It was the economy in 1992. Sixteen years later, it’s the economy all over again.

The fact that the US economy is in the shitter should come as a surprise to no one. For the past 12 months, we’ve been sliding toward the precipice of the worst recession in 16 years.In the last 60 days, it’s only gone from bad to worse. Thirteen banks have gone into bankruptcy, the top five investment banks have died, the stock market has hit a six-year low, unemployment has reached a 14-year high.

Contrary to John McCain’s reassuring reaction to the September 10 collapse of Lehman Brothers, the fundamentals of our economy were not ‘strong.’ And it certainly didn’t help that McCain borrowed his phrasing from Herbert Hoover, who on Thursday, Oct. 24, 1929, just five days before the crash that would result in the deepest depression in world history, proclaimed, “The fundamental business of the country, that is, production and distribution of commodities, is on a sound and prosperous basis.”

As the largest economy in the world, the American financial crisis has far-reaching ramifications. The direction of the U.S. economy doesn’t merely ‘impact’ the global economy; it decides its destiny.

It’s a big idea. It’s also a big problem. And the irony is that the problem isn’t going to go away until we change the way we do business in this country.

Yet despite the proclamations of ‘change’ that were the cornerstones of both the McCain and Obama presidential campaigns, change won’t be coming anytime soon. You already know the reason why.

It’s the economy, stupid.

Historically, the election of a Democrat has meant more jobs for Americans. History, however, is hardly consolation for the 1.2 million Americans who have lost their jobs since January.

It’s not especially encouraging for those who have jobs, either. With most 401(k)s off by an average of 40% or worse, dreams of retirement by the 50+ set have been replaced by the realization that there simply isn’t enough money in their accounts to sustain them for 10 years, much less the 20 years they’re expected to live.

Sure they can stay the course, stick it out, work a few extra years until the anemic stock market turns around. But there’s just something fundamentally wrong with the notion that what was only a year ago considered an appalling indignation by those who have toiled their entire life to build something for themselves and their families is now an umbrage those who actually have jobs would all too gladly suffer.

This past election was about change. A seismic shift, a comprehensive overhaul, a changing of the guard. It’s what we were promised, it’s what we want and, considering the perilous state of the economy, it’s what we need.

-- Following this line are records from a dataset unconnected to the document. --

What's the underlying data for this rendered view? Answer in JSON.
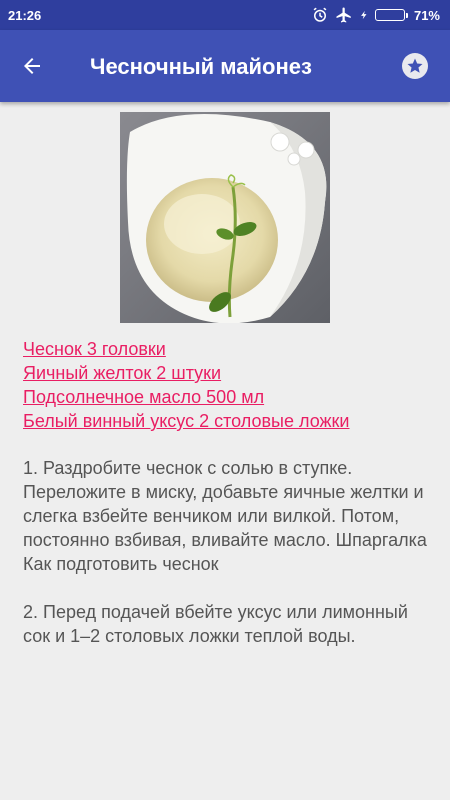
{
  "status_bar": {
    "time": "21:26",
    "battery_percent": "71%",
    "battery_level": 0.71,
    "icons": [
      "alarm-icon",
      "airplane-mode-icon",
      "charging-icon",
      "battery-icon"
    ]
  },
  "toolbar": {
    "title": "Чесночный майонез",
    "back_icon": "arrow-left-icon",
    "favorite_icon": "star-icon"
  },
  "recipe": {
    "ingredients": [
      "Чеснок 3 головки",
      "Яичный желток 2 штуки",
      "Подсолнечное масло 500 мл",
      "Белый винный уксус 2 столовые ложки"
    ],
    "steps": [
      "1. Раздробите чеснок с солью в ступке. Переложите в миску, добавьте яичные желтки и слегка взбейте венчиком или вилкой. Потом, постоянно взбивая, вливайте масло. Шпаргалка Как подготовить чеснок",
      "2. Перед подачей вбейте уксус или лимонный сок и 1–2 столовых ложки теплой воды."
    ]
  },
  "colors": {
    "status_bar": "#2f3e9e",
    "toolbar": "#3f51b5",
    "link": "#e91e63",
    "body_text": "#555555",
    "background": "#eeeeee"
  }
}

Unfortunately, change is not something the Obama Administration will be able to deliver anytime soon. It would mean the old guard would need to step down. But the old guard is like a caged animal tethered to a stake that keeps it from wondering too far from the trough.

And with their retirement pensions gone, the stock market in a perpetual downward spiral, and the potentially some of that $700 billion in bailout money might potential come their way if they just hang on long enough, the old guard is a permanent fixture on the horizon.

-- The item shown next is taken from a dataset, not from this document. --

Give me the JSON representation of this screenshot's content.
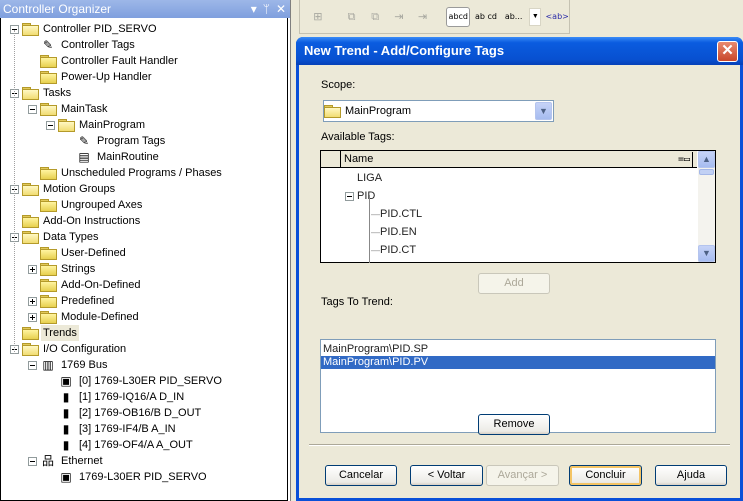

Contrary to what the media would have us believe, the rest of the world truly wants America to succeed. For millions around the world, America truly is a beacon of hope, prosperity and opportunity. But Eden is burning. And rather than change the old guard, we need to change their way of thinking.

Because the old guard isn’t going anywhere anytime soon. Frankly, they can’t afford to…

I don’t need your organization, I’ve shined your shoes,

I’ve moved your mountains and marked your cards,
But Eden is burning, either brace yourself for elimination,
Or else your hearts must have the courage for the changing of the guards.

November 23, 2008 Posted by | Disgruntled, Dylanologist | , , , , , , , , , , | Leave a comment

Darkness at the Break of Noon: Dylan steps into the light


Advertising signs that con you,

Into thinking you’re the one,
That can do what’s never been done,
That can win what’s never been won,
Meantime life outside goes on
All around you.

“Stunning…” “Unprecedented…” “Electrifying…” “Incredible…”

You’d be hard-pressed to find a superlative that hasn’t been used in the last two weeks to describe Barack Obama’s meteoric ascension to the nation’s highest office.

But perhaps no comment has been more analyzed, more categorized or more scrutinized by fellow Dylanologists than the one made by Dylan himself during his election eve show in Minneapolis’ Northrop Auditorium:

“…it’s a brand new time right now. An age of light. Me, I was born in 1941 that’s the year they bombed Pearl Harbor. Well I been livin’ in a world of darkness ever since. But it looks like things are gonna change now…”

Typically, Dylan revels in his innate ability to confound us with his cryptic, enigmatic comments. This, of course, is precisely what’s so perplexing about Dylan’s election eve proclamation. It wasn’t wrapped in a riddle. It didn’t need to be sliced, diced, dissected and redirected. It was strikingly sincere and without pretense.

As Sean Curnyn thoughtfully observed in his blog, ‘Right Wing Bob,’ a few days after the election, it was never Dylan’s intention to confound us. Nor was it his intent to offer a ringing endorsement of president-elect Obama. The notoriously irascible Dylan was simply referring to an Obama campaign button worn by his longstanding bass player, Tony Granier. But that fact was left out of most reports, who were so stunned Dylan had actually spoken that they stripped the statement of all context.

It wouldn’t be the first time it’s happened.

His entire life, Dylan has constantly reinvented himself to keep the hounding media at bay. Whether it’s changing his name, changing his musical direction, changing his religion—the man who famously opined, ‘he not busy being born is busy dying,’ has given birth to countless ‘Dylans’ over the last 40 years.

In the months leading up to the election, one could argue we’ve seen our share of ‘Obamas’ as well. In the last 18 months alone, Obama has appeared on no few than 300 magazine covers. Ebony, Esquire, Rolling Stone, Time, Newsweek. Each caters to a different audience. Each requires a different persona be projected. Yet Obama manages to move from one to the next with an effortlessness and facility that is eerily reminiscent of another Midwesterner who’s donned his fair share of disguises over the years.


To see the many ‘faces’ of Barack Obama, click here.

In the days to come, the searing light the media that has turned on Barack Obama is only going to get more intense and more scrutinous. And as it does, things are going to change for Barack Obama. Things are going to change for Bob Dylan, too.

Forty years ago, a prescient Bob Dylan told the press he didn’t want to deny, defy and classify them. All he really wanted to do was be friends. Of course, being friends wasn’t enough. The press wanted more—we wanted more. The result? We got ‘Bob Dylan.’

And what did Dylan get? A rap he’s been trying to shake ever since— ‘voice of a generation.’

And while it’s not our cross to bear, one can only imagine that the moniker, ‘voice of a generation,’ carries a lot of weight. Certainly, it’s a burden Dylan’s been trying to free himself from his entire life.

Maybe Dylan’s admission that he’s ready to step out of the darkness and into light isn’t some confounding, cautionary tale after all. Maybe it’s not an admonishment at all. Maybe all Bob Dylan was doing November 4 was telling us whose voice he’ll be listening to now that a new generation has spoken…

While preachers preach of evil fates,

Teachers teach that knowledge waits,

Goodness hides behind its gates,

But even the president of the United States,

Sometimes must have

To stand naked.

November 17, 2008 Posted by | Disgruntled, Dylanologist | , , , , | Leave a comment